Luella, a Crow woman wearing a red bandana, large shell earrings, a shawl and feathers poses in front of a sunset.

As a journalist Luella Brien is able to share the triumphs and tragedies of her people, which she feels is the natural evolution of the Native storytelling tradition. She also believes strongly in serving her community. Has worked as a media consultant with the tribe, a communication arts instructor at Little Big Horn College, and an outreach coordinator and tribal tourism manager.

Brien’s Apsáalooke name is Akbaaítchesh, or One Who Keeps Things Good. Her name was given to her by her maternal grandfather Benjamin Big Man Sr., as a tribute to his own mother. She is the descendant of powerful healers, educators, and leaders and most importantly storytellers. She is a 2006 graduate of the University of Montana School of Journalism, where she received a BA in print journalism. She is a 2002 graduate of the Freedom Forum’s American Indian Journalism Institute, a 2004 Chips Quinn Scholar, a 2004 Associated Press Diverse Voices Scholar and a 2024 Maynard 200 Fellow.

Brien believes that storytelling and Apsáalooke history is the foundation of our tourism industry. Crow Country is the only place in the world to learn about the Apsáalooke people. Brien believes that keeping the door open to guests will be the only way to bring understanding between cultures.

Brien lives on the Crow Indian Reservation in southeastern Montana, where she is the executive director of Four Points Media and the editor-in-chief of Four Points Press. She is the mother of twin boys, who are in college, and a high school-aged daughter.Brien beads, sews, and constructs Apsáalooke style moccasins. She spends her time primarily producing items for her daughter, sons and nieces and nephews.

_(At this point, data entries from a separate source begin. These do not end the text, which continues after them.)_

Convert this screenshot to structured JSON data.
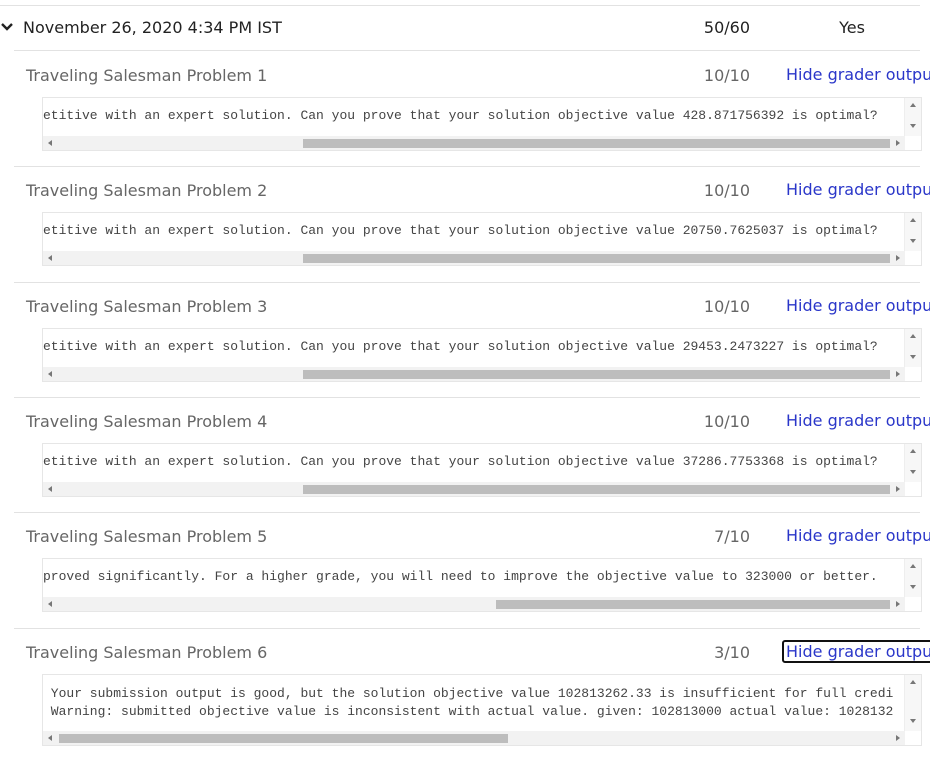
{
  "submission": {
    "date": "November 26, 2020 4:34 PM IST",
    "score": "50/60",
    "passed": "Yes"
  },
  "hide_label": "Hide grader output",
  "parts": [
    {
      "title": "Traveling Salesman Problem 1",
      "score": "10/10",
      "output": "etitive with an expert solution. Can you prove that your solution objective value 428.871756392 is optimal?"
    },
    {
      "title": "Traveling Salesman Problem 2",
      "score": "10/10",
      "output": "etitive with an expert solution. Can you prove that your solution objective value 20750.7625037 is optimal?"
    },
    {
      "title": "Traveling Salesman Problem 3",
      "score": "10/10",
      "output": "etitive with an expert solution. Can you prove that your solution objective value 29453.2473227 is optimal?"
    },
    {
      "title": "Traveling Salesman Problem 4",
      "score": "10/10",
      "output": "etitive with an expert solution. Can you prove that your solution objective value 37286.7753368 is optimal?"
    },
    {
      "title": "Traveling Salesman Problem 5",
      "score": "7/10",
      "output": "proved significantly. For a higher grade, you will need to improve the objective value to 323000 or better."
    },
    {
      "title": "Traveling Salesman Problem 6",
      "score": "3/10",
      "output": " Your submission output is good, but the solution objective value 102813262.33 is insufficient for full credi\n Warning: submitted objective value is inconsistent with actual value. given: 102813000 actual value: 1028132"
    }
  ]
}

Brien learned most of her craft as a youth observing her mother and paternal grandmother, as well as by taking items apart and reassembling them. Once she had children in 2003, her passion for creation was renewed.